Second, though the economy is weak, owing to the rise of nationalistic overtones, voters tend to blame China’s slowdown rather than Abe’s policies. The logic of Abenomics and its trickle-down approach might end up only helping the privileged and well-connected business while leaving the nation as a whole worse off than before. However, Abe’s pragmatism and continuing hints of shifting Japan rightward have allowed him to echo nationalistic tones in a bid to consolidate public support for himself as a strong leader that can be trusted to exert appropriate and effective reforms to revive the Japanese economy. Moreover, the hysteria of Brexit also likely helps Abe in the next Upper House election, as it will provide excuses for the sudden appreciation of yen. He can also put the blame on Brexit for the economic slowdown that Japan experiences and will continue to experience.

Third, Abe understands very well that in times of turmoil, Japanese voters would always opt for stability. Although Amari’s departure might leave a void in Abe’s cabinet and hamper the effort to pioneer further Abenomics policies, Abe has handled the scandal skillfully. He still insists on full commitment to the remaining arrows of Abenomics even without Amari, though he will postpone the tax hike until late in 2019. The appointment of new minister, Nobuteru Ishihara continues the “buddy cabinet,” which ironically increased the government’s approval due to the resulting stability.

In sum, the July 2016 Upper House election will undoubtedly bring a big win for LDP. Afterwards, Abe and his party can flex their muscles in the parliament, advance the broader agenda of Abenomics, and eventually “restore Japan’s power.” Despite reservations, in the name of stability, the public would still vote yes for Abe.

Trissia Wijaya is currently a MEXT Scholar in the Graduate School of International Relations at Ritsumeikan University, Kyoto, Japan.

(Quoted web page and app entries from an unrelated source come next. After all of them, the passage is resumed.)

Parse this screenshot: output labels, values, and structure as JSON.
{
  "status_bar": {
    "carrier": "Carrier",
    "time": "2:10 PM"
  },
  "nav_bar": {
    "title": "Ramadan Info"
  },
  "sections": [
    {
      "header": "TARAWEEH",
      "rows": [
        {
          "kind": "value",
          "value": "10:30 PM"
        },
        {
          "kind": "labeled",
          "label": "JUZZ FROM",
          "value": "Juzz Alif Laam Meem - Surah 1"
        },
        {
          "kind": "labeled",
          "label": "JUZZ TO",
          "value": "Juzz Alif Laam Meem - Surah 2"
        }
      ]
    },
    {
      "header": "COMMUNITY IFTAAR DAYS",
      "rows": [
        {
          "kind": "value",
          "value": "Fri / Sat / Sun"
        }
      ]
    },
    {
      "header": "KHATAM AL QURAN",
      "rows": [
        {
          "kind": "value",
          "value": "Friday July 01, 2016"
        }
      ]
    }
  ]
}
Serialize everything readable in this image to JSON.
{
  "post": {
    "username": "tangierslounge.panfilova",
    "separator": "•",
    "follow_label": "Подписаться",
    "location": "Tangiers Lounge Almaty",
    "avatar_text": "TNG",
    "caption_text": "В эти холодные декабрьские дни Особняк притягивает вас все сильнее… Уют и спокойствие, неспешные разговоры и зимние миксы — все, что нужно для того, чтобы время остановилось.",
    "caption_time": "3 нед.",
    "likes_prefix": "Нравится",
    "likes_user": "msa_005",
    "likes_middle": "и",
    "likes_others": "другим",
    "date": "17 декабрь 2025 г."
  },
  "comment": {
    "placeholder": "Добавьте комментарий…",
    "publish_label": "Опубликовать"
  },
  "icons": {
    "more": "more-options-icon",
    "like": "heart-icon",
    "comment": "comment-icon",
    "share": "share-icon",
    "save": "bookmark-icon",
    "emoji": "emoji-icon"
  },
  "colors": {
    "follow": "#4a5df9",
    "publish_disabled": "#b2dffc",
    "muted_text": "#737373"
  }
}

Prior to coming to the Ritsumeikan, she was a research assistant in the Centre for Strategic and International Studies at Jakarta.